United Natural Foods: Accounting
I have no reason to believe the auditor has rendered an inaccurate opinion or is engaged in poor accounting practices, so voted to confirm.
United Natural Foods: Board Proposals
I voted against the pay plan, stock plan and all directors on the compensation committee. I also voted in against Denise M. Clark, since she has been on the board for over two years and still owns not stock.
United Natural Foods: Shareholder Proposals
I voted in favor of the Teamsters proposal to allow accelerated award of unearned equity only under certain conditions after a change of control of the Company on a pro rata basis.
I agreed to withdraw my proxy access proposal after the board agreed to a provision whereby a shareholder, or a group of up to 20 shareholders, holding at least 3% of the outstanding common stock for at least three years may nominate one director, so long as the number of directors elected via proxy access shall not exceed 20% of the board. I considered it another victory, despite limitations. We will do better in 2016.
I also checked a relatively new site, Proxy Insight. They report the Teacher Retirement System of Texas voted for everything, including the shareholder proposal.

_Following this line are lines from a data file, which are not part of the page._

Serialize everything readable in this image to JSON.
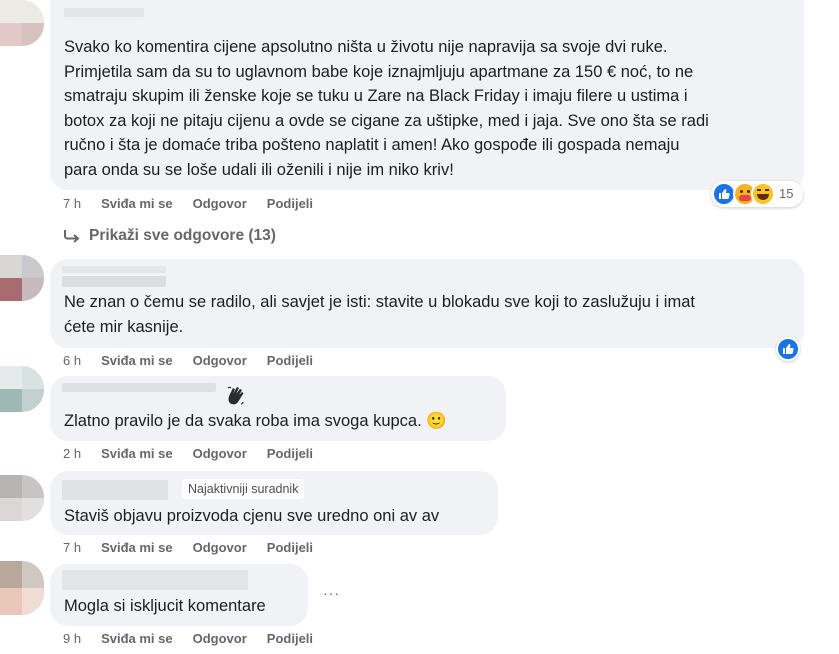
{
  "comments": [
    {
      "text_lines": [
        "Svako ko komentira cijene apsolutno ništa u životu nije napravija sa svoje dvi ruke.",
        "Primjetila sam da su to uglavnom babe koje iznajmljuju apartmane za 150 € noć, to ne",
        "smatraju skupim ili ženske koje se tuku u Zare na Black Friday i imaju filere u ustima i",
        "botox za koji ne pitaju cijenu a ovde se cigane za uštipke, med i jaja. Sve ono šta se radi",
        "ručno i šta je domaće triba pošteno naplatit i amen! Ako gospođe ili gospada nemaju",
        "para onda su se loše udali ili oženili i nije im niko kriv!"
      ],
      "time": "7 h",
      "reaction_count": "15"
    },
    {
      "text_lines": [
        "Ne znan o čemu se radilo, ali savjet je isti: stavite u blokadu sve koji to zaslužuju i imat",
        "ćete mir kasnije."
      ],
      "time": "6 h"
    },
    {
      "text_lines": [
        "Zlatno pravilo je da svaka roba ima svoga kupca. 🙂"
      ],
      "time": "2 h"
    },
    {
      "badge": "Najaktivniji suradnik",
      "text_lines": [
        "Staviš objavu proizvoda cjenu sve uredno oni av av"
      ],
      "time": "7 h"
    },
    {
      "text_lines": [
        "Mogla si iskljucit komentare"
      ],
      "time": "9 h"
    }
  ],
  "actions": {
    "like": "Sviđa mi se",
    "reply": "Odgovor",
    "share": "Podijeli"
  },
  "replies_link": "Prikaži sve odgovore (13)",
  "more_dots": "···",
  "icons": {
    "reply_arrow": "reply-arrow-icon",
    "like": "like-reaction-icon",
    "haha": "haha-reaction-icon",
    "wave": "wave-hand-icon"
  },
  "colors": {
    "bubble": "#f0f2f5",
    "meta": "#65676b",
    "like_blue": "#1b74e4"
  }
}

The Canada Pension Plan Investment Board voted for every item except the stock plan.
|#||PROPOSAL TEXT||CorpGov||CALVERT||TRILLIUM||CBIS||FLORIDA SBA|
|1a||Elect Director Eric F. Artz||For||Against||For|

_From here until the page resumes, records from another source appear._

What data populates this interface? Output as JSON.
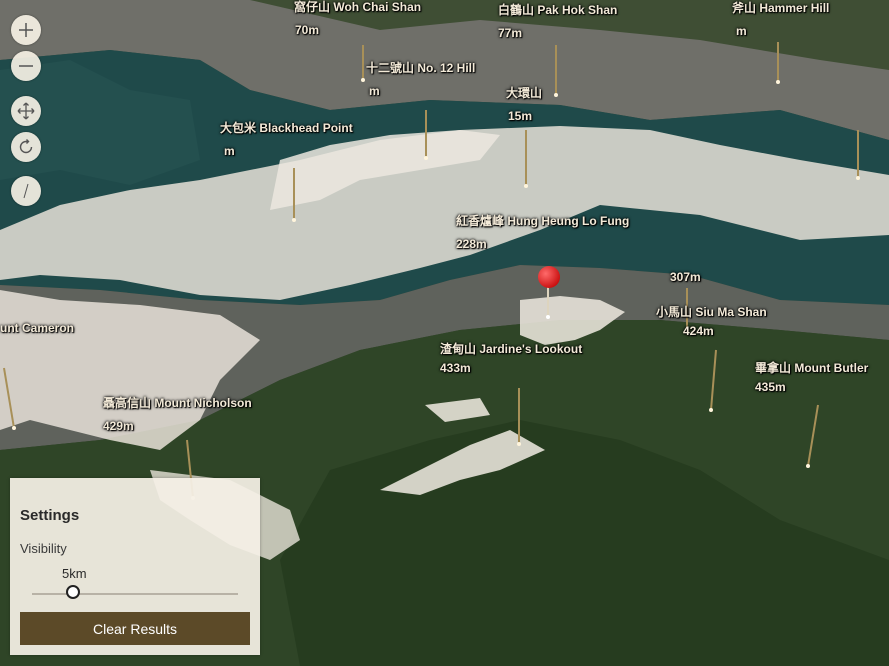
{
  "map": {
    "peaks": [
      {
        "id": "woh-chai-shan",
        "name": "窩仔山 Woh Chai Shan",
        "elevation": "70m"
      },
      {
        "id": "pak-hok-shan",
        "name": "白鶴山 Pak Hok Shan",
        "elevation": "77m"
      },
      {
        "id": "hammer-hill",
        "name": "斧山 Hammer Hill",
        "elevation": "m"
      },
      {
        "id": "no-12-hill",
        "name": "十二號山 No. 12 Hill",
        "elevation": "m"
      },
      {
        "id": "tai-wan-shan",
        "name": "大環山",
        "elevation": "15m"
      },
      {
        "id": "blackhead-point",
        "name": "大包米 Blackhead Point",
        "elevation": "m"
      },
      {
        "id": "hung-heung-lo-fung",
        "name": "紅香爐峰 Hung Heung Lo Fung",
        "elevation": "228m"
      },
      {
        "id": "mount-cameron",
        "name": "unt Cameron",
        "elevation": ""
      },
      {
        "id": "peak-307",
        "name": "",
        "elevation": "307m"
      },
      {
        "id": "siu-ma-shan",
        "name": "小馬山 Siu Ma Shan",
        "elevation": "424m"
      },
      {
        "id": "jardines-lookout",
        "name": "渣甸山 Jardine's Lookout",
        "elevation": "433m"
      },
      {
        "id": "mount-butler",
        "name": "畢拿山 Mount Butler",
        "elevation": "435m"
      },
      {
        "id": "mount-nicholson",
        "name": "聶高信山 Mount Nicholson",
        "elevation": "429m"
      }
    ]
  },
  "controls": {
    "zoom_in_icon": "plus-icon",
    "zoom_out_icon": "minus-icon",
    "pan_icon": "move-arrows-icon",
    "rotate_icon": "rotate-icon",
    "compass_icon": "compass-icon"
  },
  "settings": {
    "title": "Settings",
    "visibility_label": "Visibility",
    "slider_value": "5km",
    "slider_fraction": 0.2,
    "clear_button": "Clear Results",
    "button_color": "#5c4a28"
  },
  "colors": {
    "water": "#1f4a4a",
    "visible_area": "#e7e2d8",
    "marker": "#e01818"
  }
}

|1b||Elect Director Ann Torre Bates||Against||Against||Against|
|1c||Elect Director Denise M. Clark||Against||Against||For|

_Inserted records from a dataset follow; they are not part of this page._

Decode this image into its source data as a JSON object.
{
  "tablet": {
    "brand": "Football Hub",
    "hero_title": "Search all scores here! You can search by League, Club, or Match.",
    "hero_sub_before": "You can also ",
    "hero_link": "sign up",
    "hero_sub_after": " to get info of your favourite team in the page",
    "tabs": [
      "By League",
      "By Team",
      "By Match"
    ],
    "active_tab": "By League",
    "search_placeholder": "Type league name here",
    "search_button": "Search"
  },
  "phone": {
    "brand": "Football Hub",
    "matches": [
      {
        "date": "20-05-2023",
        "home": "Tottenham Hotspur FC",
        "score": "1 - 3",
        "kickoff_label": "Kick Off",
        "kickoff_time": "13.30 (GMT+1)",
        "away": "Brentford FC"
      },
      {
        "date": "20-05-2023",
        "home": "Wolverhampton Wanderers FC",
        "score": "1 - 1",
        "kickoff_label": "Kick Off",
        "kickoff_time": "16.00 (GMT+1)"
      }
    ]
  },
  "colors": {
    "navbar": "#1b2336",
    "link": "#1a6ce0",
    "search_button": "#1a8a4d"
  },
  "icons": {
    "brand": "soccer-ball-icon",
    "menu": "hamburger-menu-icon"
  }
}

|1d||Elect Director Michael S. Funk||For||Against||For|
|1e||Elect Director Gail A. Graham||Against||Against||For|
|1f||Elect Director James Heffernan||Against||Against||For|
|1g||Elect Director Peter A. Roy||For||Against||For|
|1h||Elect Director Steven Spinner||For||Against||For|
|2||Ratify KPMG LLP Auditors||For||Against||For|
|3||Advisory Vote on Pay||Against||For||For|
|4||Amend Omnibus Stock Plan||Against||Against||Against|
|5||Limit Accelerated Vesting||For||For||For|
United Natural Foods: Issues for Future Proposals
Looking at SharkRepellent.net for provisions unfriendly to shareowners:
- Annually Elected Directors, thanks to my 2012 proposal and those who voted in favor of it. However, directors elected at or prior to the 2012 annual meeting continue to serve their original terms.
- No action can be taken without a meeting by written consent.
- Special meetings can only be called by shareholders holding not less than 25% of the voting power.
United Natural Foods: Mark Your Calendar
Any proposal that a stockholder wishes to be considered for inclusion in our proxy statement for the 2016 Annual Meeting of Stockholders must be submitted to our corporate secretary, Joseph J. Traficanti, at 313 Iron Horse Way, Providence, Rhode Island 02908, no later than the close of business on July 9, 2016. We strongly encourage stockholders interested in submitting a proposal to contact legal counsel with regard to the detailed requirements of applicable securities laws. Submitting a stockholder proposal does not guarantee that we will include it in our proxy statement.
Be sure to vote each item on the proxy. Any items left blank are voted in favor of management’s recommendations. (See Broken Windows & Proxy Vote Rigging – Both Invite More Serious Crime).I generally vote against pay packages where NEOs were paid above median in the previous year but make exceptions if warranted. According to Bebchuk, Lucian A. and Grinstein, Yaniv (The Growth of Executive Pay), aggregate compensation by public companies to NEOs increased from 5 percent of earnings in 1993-1995 to about 10 percent in 2001-2003.
Few firms admit to having average executives. They generally set compensation at above average for their “peer group,” which is often chosen aspirationally. While the “Lake Woebegone effect” may be nice in fictional towns, “where all the children are above average,” it doesn’t work well for society to have all CEOs considered above average, with their collective pay spiraling out of control. We need to slow the pace of money going to the 1% if our economy is not to become third world. The rationale for peer group benchmarking is a mythological market for CEOs.